The Irish are sending money to a Native American community seriously affected by the coronavirus, to make good on a 173-year-old favor.
A GoFundMe campaign to raise money for Navajo and Hopi families has attracted donations from many Irish people seeking to show gratitude for the help they received from the Choctaw Nation in 1847, during the “Great Hunger” that devastated Ireland in the mid-1800s.
In 1847, the Choctaw Nation sent relief money that amounts to $5,000 converted to today’s dollars during the famine.
“173 years later, today, the favor is returned through generous donations from the Irish people to the Navajo Nation during our time of crisis,” the organizers of the GoFundMe write. “
“From an Irish brother to our native American brothers,” writes donor James Fallon on the campaign page. “Karma always comes back around.”
According to the GoFundMe page, Native Americans were moved to donate to Ireland’s cause back in 1847 after experiencing the devastation of the Trail of Tears when they were forced from their land to settle in the west.
Ironically, Native Americans were made aware of the famine in Ireland from an Irishman responsible for overseeing their forced displacement. Despite the massive hardships they’d suffered and their own limited resources, the Choctaw people sent what little they had across the sea to the Irish in need of food and feed for livestock.
And the Irish never forgot it.
Donations have already surpassed the $2 million goal, reaching $2.7 million at the time of writing, and will go toward the purchase of bulk food and medical supplies.
As of May 3, the Navajo Nation has suffered at least 2373 cases of COVID-19 and 73 deaths from the virus, causing the nation to have one of the highest infection rates per capita in the US.
Relief fund organizers have been working with volunteers in Arizona, Southern Utah, and New Mexico since early March. The money has first been distributed to elderly Native Americans, particularly those who are raising grandchildren.
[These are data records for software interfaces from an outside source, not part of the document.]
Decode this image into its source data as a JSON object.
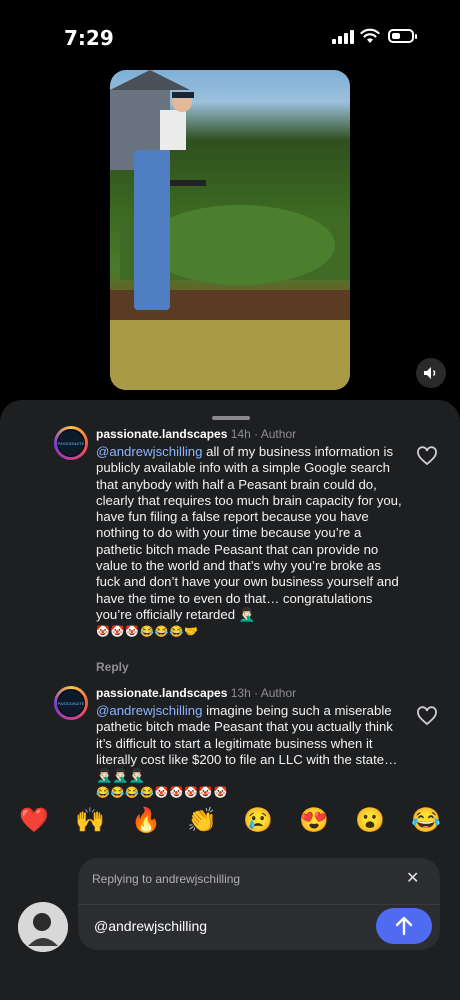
{
  "status_bar": {
    "time": "7:29"
  },
  "video": {
    "description_icon": "speaker-icon"
  },
  "comments": [
    {
      "username": "passionate.landscapes",
      "meta": "14h · Author",
      "mention": "@andrewjschilling",
      "text": " all of my business information is publicly available info with a simple Google search that anybody with half a Peasant brain could do, clearly that requires too much brain capacity for you, have fun filing a false report because you have nothing to do with your time because you’re a pathetic bitch made Peasant that can provide no value to the world and that’s why you’re broke as fuck and don’t have your own business yourself and have the time to even do that… congratulations you’re officially retarded 🤦🏻‍♂️",
      "emoji": "🤡🤡🤡😂😂😂🤝",
      "reply_label": "Reply"
    },
    {
      "username": "passionate.landscapes",
      "meta": "13h · Author",
      "mention": "@andrewjschilling",
      "text": " imagine being such a miserable pathetic bitch made Peasant that you actually think it’s difficult to start a legitimate business when it literally cost like $200 to file an LLC with the state… 🤦🏻‍♂️🤦🏻‍♂️🤦🏻‍♂️",
      "emoji": "😂😂😂😂🤡🤡🤡🤡🤡"
    }
  ],
  "reactions": [
    "❤️",
    "🙌",
    "🔥",
    "👏",
    "😢",
    "😍",
    "😮",
    "😂"
  ],
  "reply_box": {
    "replying_to": "Replying to andrewjschilling",
    "input_value": "@andrewjschilling",
    "close_icon": "close-icon",
    "send_icon": "arrow-up-icon"
  },
  "colors": {
    "accent": "#4e6bf2",
    "mention": "#8ab4ff",
    "sheet": "#1e1f21"
  }
}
Single parents and struggling families will also receive aid in the form of delivered groceries, water, and medical aid.
Beyond their most recent gesture of thanks to the Native Americans, a sculpture of nine eagle feathers called “Kindred Spirits” was erected in Bailick Park in Midlton, County Cork, Ireland to honor the Choctaw people. In 2018, Irish Prime Minister Leo Varadkar established a scholarship program for Choctaw youth to affirm “a sacred bond…which has joined our peoples together for all time.”